• _Material to process_:

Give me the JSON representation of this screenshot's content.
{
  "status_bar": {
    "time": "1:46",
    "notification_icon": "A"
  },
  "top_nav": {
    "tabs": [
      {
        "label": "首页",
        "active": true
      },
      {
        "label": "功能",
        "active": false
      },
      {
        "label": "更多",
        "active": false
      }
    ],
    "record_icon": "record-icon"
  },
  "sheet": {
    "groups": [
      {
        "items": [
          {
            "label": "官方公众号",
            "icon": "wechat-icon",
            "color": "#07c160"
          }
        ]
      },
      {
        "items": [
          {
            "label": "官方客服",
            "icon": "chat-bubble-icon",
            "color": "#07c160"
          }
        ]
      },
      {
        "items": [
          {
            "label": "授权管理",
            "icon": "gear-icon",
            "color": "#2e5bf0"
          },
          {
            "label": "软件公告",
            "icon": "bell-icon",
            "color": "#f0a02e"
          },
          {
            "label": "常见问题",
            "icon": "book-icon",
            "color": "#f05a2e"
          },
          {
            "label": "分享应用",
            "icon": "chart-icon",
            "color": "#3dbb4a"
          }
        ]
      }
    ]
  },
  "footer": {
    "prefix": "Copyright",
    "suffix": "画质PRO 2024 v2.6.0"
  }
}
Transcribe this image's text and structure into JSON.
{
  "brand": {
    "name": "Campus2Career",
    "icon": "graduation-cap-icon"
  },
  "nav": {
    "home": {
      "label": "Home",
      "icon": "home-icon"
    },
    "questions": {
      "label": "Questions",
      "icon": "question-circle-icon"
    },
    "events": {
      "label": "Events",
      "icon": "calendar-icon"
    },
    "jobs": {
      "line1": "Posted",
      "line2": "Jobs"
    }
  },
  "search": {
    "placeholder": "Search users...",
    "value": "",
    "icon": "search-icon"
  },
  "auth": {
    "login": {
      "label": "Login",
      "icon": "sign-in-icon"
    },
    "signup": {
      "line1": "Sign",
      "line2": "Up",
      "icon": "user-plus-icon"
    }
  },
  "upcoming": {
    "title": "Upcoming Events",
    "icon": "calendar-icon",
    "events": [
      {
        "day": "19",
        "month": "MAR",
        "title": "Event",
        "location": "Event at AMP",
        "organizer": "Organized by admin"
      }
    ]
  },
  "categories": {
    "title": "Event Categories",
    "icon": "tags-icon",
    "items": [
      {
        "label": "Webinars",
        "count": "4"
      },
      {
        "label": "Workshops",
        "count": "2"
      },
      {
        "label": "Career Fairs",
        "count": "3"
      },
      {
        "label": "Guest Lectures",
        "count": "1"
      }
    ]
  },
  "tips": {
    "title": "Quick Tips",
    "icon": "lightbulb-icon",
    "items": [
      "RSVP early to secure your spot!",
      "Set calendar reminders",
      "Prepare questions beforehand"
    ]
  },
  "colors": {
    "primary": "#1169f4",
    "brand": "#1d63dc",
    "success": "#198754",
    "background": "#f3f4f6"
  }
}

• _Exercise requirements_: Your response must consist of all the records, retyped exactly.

• _Answer to the exercise_:
Give me the JSON representation of this screenshot's content.
{
  "status_bar": {
    "time": "1:46",
    "notification_icon": "A"
  },
  "top_nav": {
    "tabs": [
      {
        "label": "首页",
        "active": true
      },
      {
        "label": "功能",
        "active": false
      },
      {
        "label": "更多",
        "active": false
      }
    ],
    "record_icon": "record-icon"
  },
  "sheet": {
    "groups": [
      {
        "items": [
          {
            "label": "官方公众号",
            "icon": "wechat-icon",
            "color": "#07c160"
          }
        ]
      },
      {
        "items": [
          {
            "label": "官方客服",
            "icon": "chat-bubble-icon",
            "color": "#07c160"
          }
        ]
      },
      {
        "items": [
          {
            "label": "授权管理",
            "icon": "gear-icon",
            "color": "#2e5bf0"
          },
          {
            "label": "软件公告",
            "icon": "bell-icon",
            "color": "#f0a02e"
          },
          {
            "label": "常见问题",
            "icon": "book-icon",
            "color": "#f05a2e"
          },
          {
            "label": "分享应用",
            "icon": "chart-icon",
            "color": "#3dbb4a"
          }
        ]
      }
    ]
  },
  "footer": {
    "prefix": "Copyright",
    "suffix": "画质PRO 2024 v2.6.0"
  }
}
Transcribe this image's text and structure into JSON.
{
  "brand": {
    "name": "Campus2Career",
    "icon": "graduation-cap-icon"
  },
  "nav": {
    "home": {
      "label": "Home",
      "icon": "home-icon"
    },
    "questions": {
      "label": "Questions",
      "icon": "question-circle-icon"
    },
    "events": {
      "label": "Events",
      "icon": "calendar-icon"
    },
    "jobs": {
      "line1": "Posted",
      "line2": "Jobs"
    }
  },
  "search": {
    "placeholder": "Search users...",
    "value": "",
    "icon": "search-icon"
  },
  "auth": {
    "login": {
      "label": "Login",
      "icon": "sign-in-icon"
    },
    "signup": {
      "line1": "Sign",
      "line2": "Up",
      "icon": "user-plus-icon"
    }
  },
  "upcoming": {
    "title": "Upcoming Events",
    "icon": "calendar-icon",
    "events": [
      {
        "day": "19",
        "month": "MAR",
        "title": "Event",
        "location": "Event at AMP",
        "organizer": "Organized by admin"
      }
    ]
  },
  "categories": {
    "title": "Event Categories",
    "icon": "tags-icon",
    "items": [
      {
        "label": "Webinars",
        "count": "4"
      },
      {
        "label": "Workshops",
        "count": "2"
      },
      {
        "label": "Career Fairs",
        "count": "3"
      },
      {
        "label": "Guest Lectures",
        "count": "1"
      }
    ]
  },
  "tips": {
    "title": "Quick Tips",
    "icon": "lightbulb-icon",
    "items": [
      "RSVP early to secure your spot!",
      "Set calendar reminders",
      "Prepare questions beforehand"
    ]
  },
  "colors": {
    "primary": "#1169f4",
    "brand": "#1d63dc",
    "success": "#198754",
    "background": "#f3f4f6"
  }
}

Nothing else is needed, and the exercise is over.